Guillaume Gourgues
Sciences Po Grenoble
Guillaume Gourgues
Sciences Po Grenoble
Jessica Sainty
Sciences Po Grenoble
Open Panel

Abstract

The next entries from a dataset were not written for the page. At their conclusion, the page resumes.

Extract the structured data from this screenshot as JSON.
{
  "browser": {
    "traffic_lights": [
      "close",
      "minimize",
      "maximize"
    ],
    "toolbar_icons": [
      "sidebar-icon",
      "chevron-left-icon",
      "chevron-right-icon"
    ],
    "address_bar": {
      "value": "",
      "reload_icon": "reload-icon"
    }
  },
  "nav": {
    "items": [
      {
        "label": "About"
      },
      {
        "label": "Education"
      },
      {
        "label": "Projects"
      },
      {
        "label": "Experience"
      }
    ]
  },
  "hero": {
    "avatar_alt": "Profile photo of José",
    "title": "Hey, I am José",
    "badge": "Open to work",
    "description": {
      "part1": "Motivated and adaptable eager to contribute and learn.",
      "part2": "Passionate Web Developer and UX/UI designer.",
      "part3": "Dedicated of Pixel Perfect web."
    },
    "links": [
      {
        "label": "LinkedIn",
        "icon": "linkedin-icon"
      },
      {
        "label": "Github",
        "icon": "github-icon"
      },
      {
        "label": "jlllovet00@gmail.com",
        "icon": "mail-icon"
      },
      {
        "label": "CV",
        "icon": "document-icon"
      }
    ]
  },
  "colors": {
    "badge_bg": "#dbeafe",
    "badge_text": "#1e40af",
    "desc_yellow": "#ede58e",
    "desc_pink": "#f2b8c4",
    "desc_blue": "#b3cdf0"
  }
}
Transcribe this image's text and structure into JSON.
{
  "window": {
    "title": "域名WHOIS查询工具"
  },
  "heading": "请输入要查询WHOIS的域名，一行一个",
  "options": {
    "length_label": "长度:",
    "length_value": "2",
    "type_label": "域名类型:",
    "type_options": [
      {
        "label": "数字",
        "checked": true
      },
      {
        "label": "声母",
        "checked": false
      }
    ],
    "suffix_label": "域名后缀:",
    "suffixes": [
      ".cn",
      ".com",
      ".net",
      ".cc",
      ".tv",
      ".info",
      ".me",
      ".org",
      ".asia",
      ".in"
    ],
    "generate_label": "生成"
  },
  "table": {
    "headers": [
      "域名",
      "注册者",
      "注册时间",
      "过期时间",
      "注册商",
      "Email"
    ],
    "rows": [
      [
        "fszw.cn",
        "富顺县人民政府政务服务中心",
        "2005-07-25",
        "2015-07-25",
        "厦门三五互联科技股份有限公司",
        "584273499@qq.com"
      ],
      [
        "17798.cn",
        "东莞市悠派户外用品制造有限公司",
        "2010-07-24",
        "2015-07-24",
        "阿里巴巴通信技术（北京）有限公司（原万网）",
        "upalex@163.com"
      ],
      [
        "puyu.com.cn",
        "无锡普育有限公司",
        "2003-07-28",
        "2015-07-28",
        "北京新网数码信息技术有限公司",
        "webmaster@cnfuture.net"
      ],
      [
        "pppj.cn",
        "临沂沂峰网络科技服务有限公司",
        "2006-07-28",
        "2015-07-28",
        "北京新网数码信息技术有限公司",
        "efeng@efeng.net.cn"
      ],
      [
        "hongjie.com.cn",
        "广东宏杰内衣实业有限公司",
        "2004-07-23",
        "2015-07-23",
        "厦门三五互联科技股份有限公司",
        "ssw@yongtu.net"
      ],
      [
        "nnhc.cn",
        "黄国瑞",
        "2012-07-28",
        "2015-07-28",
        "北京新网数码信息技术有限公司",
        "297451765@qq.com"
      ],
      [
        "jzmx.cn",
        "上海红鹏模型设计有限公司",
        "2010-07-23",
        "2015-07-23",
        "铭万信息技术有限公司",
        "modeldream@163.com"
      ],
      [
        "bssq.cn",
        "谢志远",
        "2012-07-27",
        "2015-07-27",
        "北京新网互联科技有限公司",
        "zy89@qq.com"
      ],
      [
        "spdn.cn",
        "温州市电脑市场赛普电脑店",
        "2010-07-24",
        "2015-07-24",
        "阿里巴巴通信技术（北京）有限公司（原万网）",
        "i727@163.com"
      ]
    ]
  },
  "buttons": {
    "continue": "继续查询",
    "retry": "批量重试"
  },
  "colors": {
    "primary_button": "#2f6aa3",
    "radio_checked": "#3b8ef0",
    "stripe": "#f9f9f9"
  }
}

During the last decade, a major debate was raised among political science scholars about people’s willingness to deliberate and to participate, mainly based on quantitative approaches using opinion surveys. While Hibbing and Theiss-Morse argue that people do not want to participate in more direct forms of democracy despite better opportunities provided by political authorities, a Harvard research argue that younger people, racial minorities, and lower income people tend to participate only when public authorities offer a concrete proposition of deliberation. This argument is based on an experimental survey which compares hypothetical and concrete opportunities to deliberate. Our paper confronts this statement to real politics: could a pre-existent and real public offer of participatory deliberation concern excluded people? Based on a survey address to 1200 french citizens in 2009, we correlate knowledge and opinion of our sample about existing regional public offers of participatory deliberation. Our results are twofold. Firstly, only high-educated people, aware to political innovation, who have a good knowledge about political life, have a real knowledge about this public offer. Secondly, despite people know the existence of participatory institutional-settings they do not perceive it as a “progress”: a large proportion of respondents have a negative opinion about this trend. These empirical results lead us to argue that the non-experimental participatory/deliberative settings have no clear influence on citizens’ willingness to participate. As classical electoral systems, public participation copes with socio-economic inequalities which question the consequences of the emergence of new types of political participation.